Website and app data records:
+ + + +
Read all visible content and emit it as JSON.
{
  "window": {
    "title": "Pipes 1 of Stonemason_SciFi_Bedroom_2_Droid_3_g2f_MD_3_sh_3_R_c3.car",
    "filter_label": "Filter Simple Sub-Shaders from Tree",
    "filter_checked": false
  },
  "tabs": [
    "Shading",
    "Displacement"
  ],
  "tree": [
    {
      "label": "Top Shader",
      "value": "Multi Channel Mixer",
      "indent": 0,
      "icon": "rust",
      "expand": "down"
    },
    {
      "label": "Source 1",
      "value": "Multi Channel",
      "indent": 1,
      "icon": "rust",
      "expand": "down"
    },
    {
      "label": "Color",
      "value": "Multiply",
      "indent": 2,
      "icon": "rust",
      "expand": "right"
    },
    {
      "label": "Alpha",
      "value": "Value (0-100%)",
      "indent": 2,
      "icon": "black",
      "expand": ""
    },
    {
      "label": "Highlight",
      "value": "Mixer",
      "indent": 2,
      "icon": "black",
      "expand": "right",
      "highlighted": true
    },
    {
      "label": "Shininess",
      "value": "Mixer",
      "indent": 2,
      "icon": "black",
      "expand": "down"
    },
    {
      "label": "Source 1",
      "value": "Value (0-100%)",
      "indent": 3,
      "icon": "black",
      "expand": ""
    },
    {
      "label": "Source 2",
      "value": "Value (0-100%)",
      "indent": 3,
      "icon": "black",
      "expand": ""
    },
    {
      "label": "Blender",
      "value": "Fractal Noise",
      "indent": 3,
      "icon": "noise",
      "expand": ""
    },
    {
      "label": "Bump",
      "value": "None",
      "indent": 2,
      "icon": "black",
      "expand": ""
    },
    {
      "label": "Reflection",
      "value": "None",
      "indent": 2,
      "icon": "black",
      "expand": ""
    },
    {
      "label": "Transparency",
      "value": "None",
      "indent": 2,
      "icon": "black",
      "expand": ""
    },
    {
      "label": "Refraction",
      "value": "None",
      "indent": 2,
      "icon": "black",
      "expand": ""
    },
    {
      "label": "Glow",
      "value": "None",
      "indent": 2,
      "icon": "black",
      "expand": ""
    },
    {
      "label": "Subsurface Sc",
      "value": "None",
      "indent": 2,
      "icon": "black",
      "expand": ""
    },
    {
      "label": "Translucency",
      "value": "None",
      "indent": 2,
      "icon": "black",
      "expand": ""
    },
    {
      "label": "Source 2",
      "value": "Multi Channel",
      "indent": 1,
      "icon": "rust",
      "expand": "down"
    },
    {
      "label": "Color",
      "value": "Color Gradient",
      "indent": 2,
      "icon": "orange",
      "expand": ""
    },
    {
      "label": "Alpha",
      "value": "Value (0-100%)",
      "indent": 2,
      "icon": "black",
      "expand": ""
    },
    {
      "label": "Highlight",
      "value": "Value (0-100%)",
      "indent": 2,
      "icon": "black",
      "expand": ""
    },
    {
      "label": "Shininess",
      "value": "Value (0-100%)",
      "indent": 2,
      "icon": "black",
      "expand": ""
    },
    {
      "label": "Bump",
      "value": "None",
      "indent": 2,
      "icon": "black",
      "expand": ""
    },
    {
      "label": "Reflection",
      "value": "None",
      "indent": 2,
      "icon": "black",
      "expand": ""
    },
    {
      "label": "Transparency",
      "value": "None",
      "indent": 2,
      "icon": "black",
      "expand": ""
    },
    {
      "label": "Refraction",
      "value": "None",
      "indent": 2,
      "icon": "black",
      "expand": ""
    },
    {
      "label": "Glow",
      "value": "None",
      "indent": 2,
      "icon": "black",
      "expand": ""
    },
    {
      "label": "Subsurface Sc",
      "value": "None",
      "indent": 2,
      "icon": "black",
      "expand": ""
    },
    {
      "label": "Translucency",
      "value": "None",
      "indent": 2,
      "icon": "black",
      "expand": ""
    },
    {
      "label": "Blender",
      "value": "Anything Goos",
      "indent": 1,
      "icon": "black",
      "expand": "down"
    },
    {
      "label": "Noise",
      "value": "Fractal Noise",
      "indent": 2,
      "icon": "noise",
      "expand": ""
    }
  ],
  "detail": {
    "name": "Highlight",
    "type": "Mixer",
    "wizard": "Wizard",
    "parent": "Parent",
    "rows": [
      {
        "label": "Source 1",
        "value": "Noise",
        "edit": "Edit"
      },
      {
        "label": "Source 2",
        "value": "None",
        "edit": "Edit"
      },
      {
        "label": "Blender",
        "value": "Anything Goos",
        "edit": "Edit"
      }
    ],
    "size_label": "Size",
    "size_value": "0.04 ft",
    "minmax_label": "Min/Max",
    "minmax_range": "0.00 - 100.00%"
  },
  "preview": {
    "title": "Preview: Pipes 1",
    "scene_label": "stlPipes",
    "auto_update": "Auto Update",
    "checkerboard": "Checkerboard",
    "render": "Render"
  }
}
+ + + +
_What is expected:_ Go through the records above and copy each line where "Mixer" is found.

_Answer to this exercise:_
      "value": "Multi Channel Mixer",
      "value": "Mixer",
      "value": "Mixer",
    "type": "Mixer",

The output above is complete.